+++ Records to use +++

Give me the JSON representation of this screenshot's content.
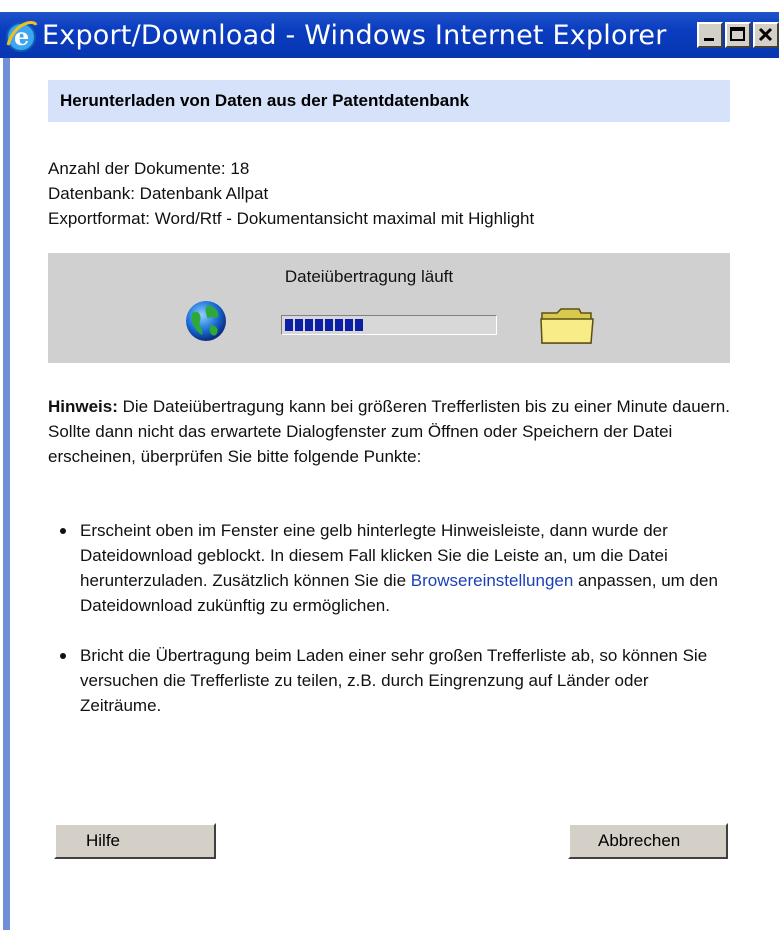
{
  "window": {
    "title": "Export/Download - Windows Internet Explorer",
    "icon": "internet-explorer-icon",
    "controls": [
      "minimize-icon",
      "maximize-icon",
      "close-icon"
    ]
  },
  "header": {
    "title": "Herunterladen von Daten aus der Patentdatenbank"
  },
  "info": {
    "count_line": "Anzahl der Dokumente: 18",
    "database_line": "Datenbank: Datenbank Allpat",
    "format_line": "Exportformat: Word/Rtf - Dokumentansicht maximal mit Highlight"
  },
  "progress": {
    "label": "Dateiübertragung läuft",
    "source_icon": "globe-icon",
    "target_icon": "folder-icon",
    "filled_segments": 8,
    "fraction": 0.42,
    "bar_color": "#0a1ea8"
  },
  "hint": {
    "label": "Hinweis:",
    "text": " Die Dateiübertragung kann bei größeren Trefferlisten bis zu einer Minute dauern. Sollte dann nicht das erwartete Dialogfenster zum Öffnen oder Speichern der Datei erscheinen, überprüfen Sie bitte folgende Punkte:"
  },
  "bullets": {
    "item1_before": "Erscheint oben im Fenster eine gelb hinterlegte Hinweisleiste, dann wurde der Dateidownload geblockt. In diesem Fall klicken Sie die Leiste an, um die Datei herunterzuladen. Zusätzlich können Sie die ",
    "item1_link": "Browsereinstellungen",
    "item1_after": " anpassen, um den Dateidownload zukünftig zu ermöglichen.",
    "item2": "Bricht die Übertragung beim Laden einer sehr großen Trefferliste ab, so können Sie versuchen die Trefferliste zu teilen, z.B. durch Eingrenzung auf Länder oder Zeiträume."
  },
  "buttons": {
    "help_label": "Hilfe",
    "cancel_label": "Abbrechen"
  },
  "colors": {
    "titlebar": "#0a3cc0",
    "header_bg": "#d6e2f9",
    "panel_bg": "#d0d0d0",
    "link": "#1a3fb8"
  }
}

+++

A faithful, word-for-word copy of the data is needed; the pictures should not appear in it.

_Finished exercise_.
Give me the JSON representation of this screenshot's content.
{
  "window": {
    "title": "Export/Download - Windows Internet Explorer",
    "icon": "internet-explorer-icon",
    "controls": [
      "minimize-icon",
      "maximize-icon",
      "close-icon"
    ]
  },
  "header": {
    "title": "Herunterladen von Daten aus der Patentdatenbank"
  },
  "info": {
    "count_line": "Anzahl der Dokumente: 18",
    "database_line": "Datenbank: Datenbank Allpat",
    "format_line": "Exportformat: Word/Rtf - Dokumentansicht maximal mit Highlight"
  },
  "progress": {
    "label": "Dateiübertragung läuft",
    "source_icon": "globe-icon",
    "target_icon": "folder-icon",
    "filled_segments": 8,
    "fraction": 0.42,
    "bar_color": "#0a1ea8"
  },
  "hint": {
    "label": "Hinweis:",
    "text": " Die Dateiübertragung kann bei größeren Trefferlisten bis zu einer Minute dauern. Sollte dann nicht das erwartete Dialogfenster zum Öffnen oder Speichern der Datei erscheinen, überprüfen Sie bitte folgende Punkte:"
  },
  "bullets": {
    "item1_before": "Erscheint oben im Fenster eine gelb hinterlegte Hinweisleiste, dann wurde der Dateidownload geblockt. In diesem Fall klicken Sie die Leiste an, um die Datei herunterzuladen. Zusätzlich können Sie die ",
    "item1_link": "Browsereinstellungen",
    "item1_after": " anpassen, um den Dateidownload zukünftig zu ermöglichen.",
    "item2": "Bricht die Übertragung beim Laden einer sehr großen Trefferliste ab, so können Sie versuchen die Trefferliste zu teilen, z.B. durch Eingrenzung auf Länder oder Zeiträume."
  },
  "buttons": {
    "help_label": "Hilfe",
    "cancel_label": "Abbrechen"
  },
  "colors": {
    "titlebar": "#0a3cc0",
    "header_bg": "#d6e2f9",
    "panel_bg": "#d0d0d0",
    "link": "#1a3fb8"
  }
}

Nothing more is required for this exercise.